(App and web page records)
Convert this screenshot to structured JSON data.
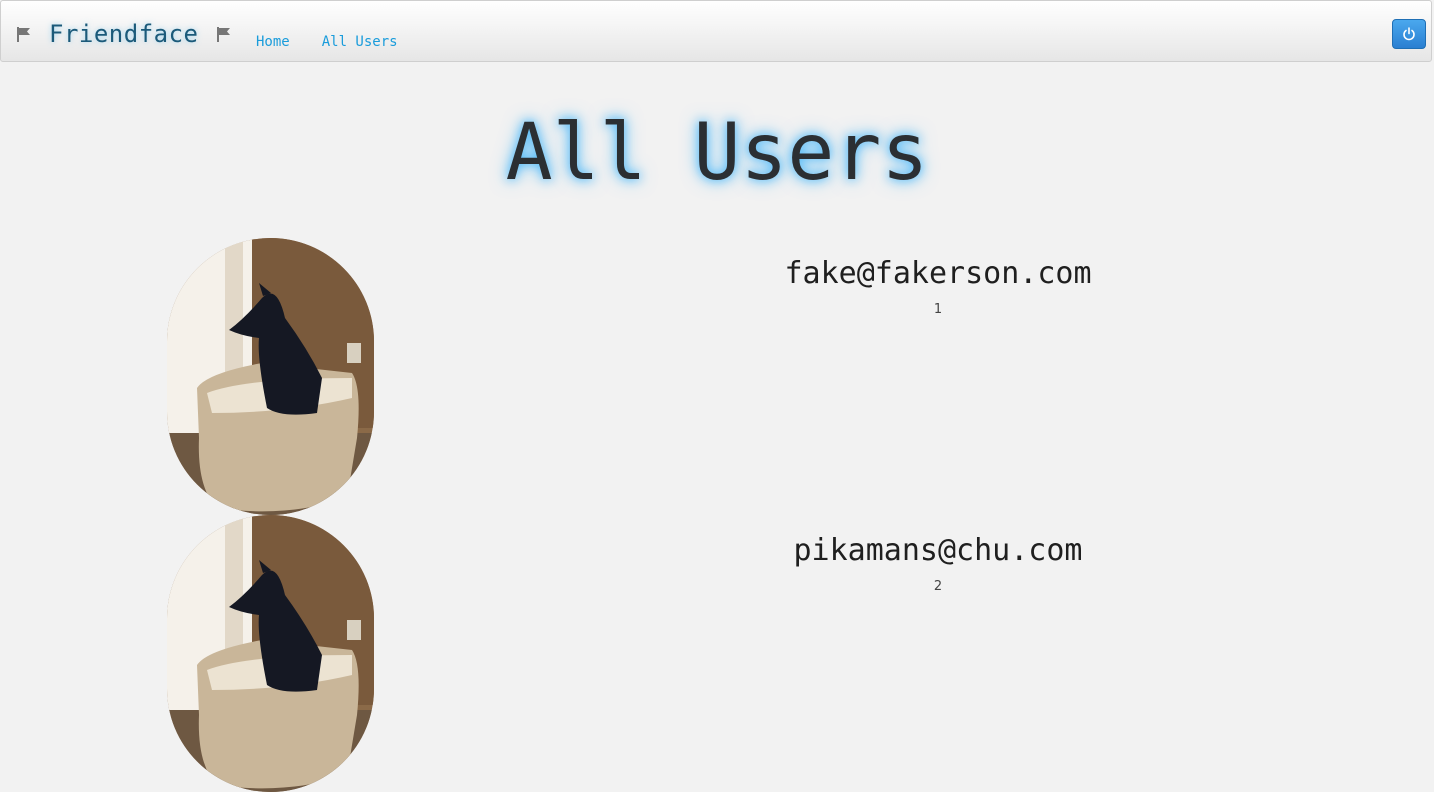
{
  "navbar": {
    "brand": "Friendface",
    "brand_icon": "flag-icon",
    "links": [
      {
        "label": "Home"
      },
      {
        "label": "All Users"
      }
    ],
    "power_icon": "power-icon",
    "accent_color": "#1a9cdb"
  },
  "page": {
    "title": "All Users"
  },
  "users": [
    {
      "email": "fake@fakerson.com",
      "id": "1",
      "avatar": "dog-photo"
    },
    {
      "email": "pikamans@chu.com",
      "id": "2",
      "avatar": "dog-photo"
    }
  ]
}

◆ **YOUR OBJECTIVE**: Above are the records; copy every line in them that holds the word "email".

◆ **EXERCISE ANSWER**:
      "email": "fake@fakerson.com",
      "email": "pikamans@chu.com",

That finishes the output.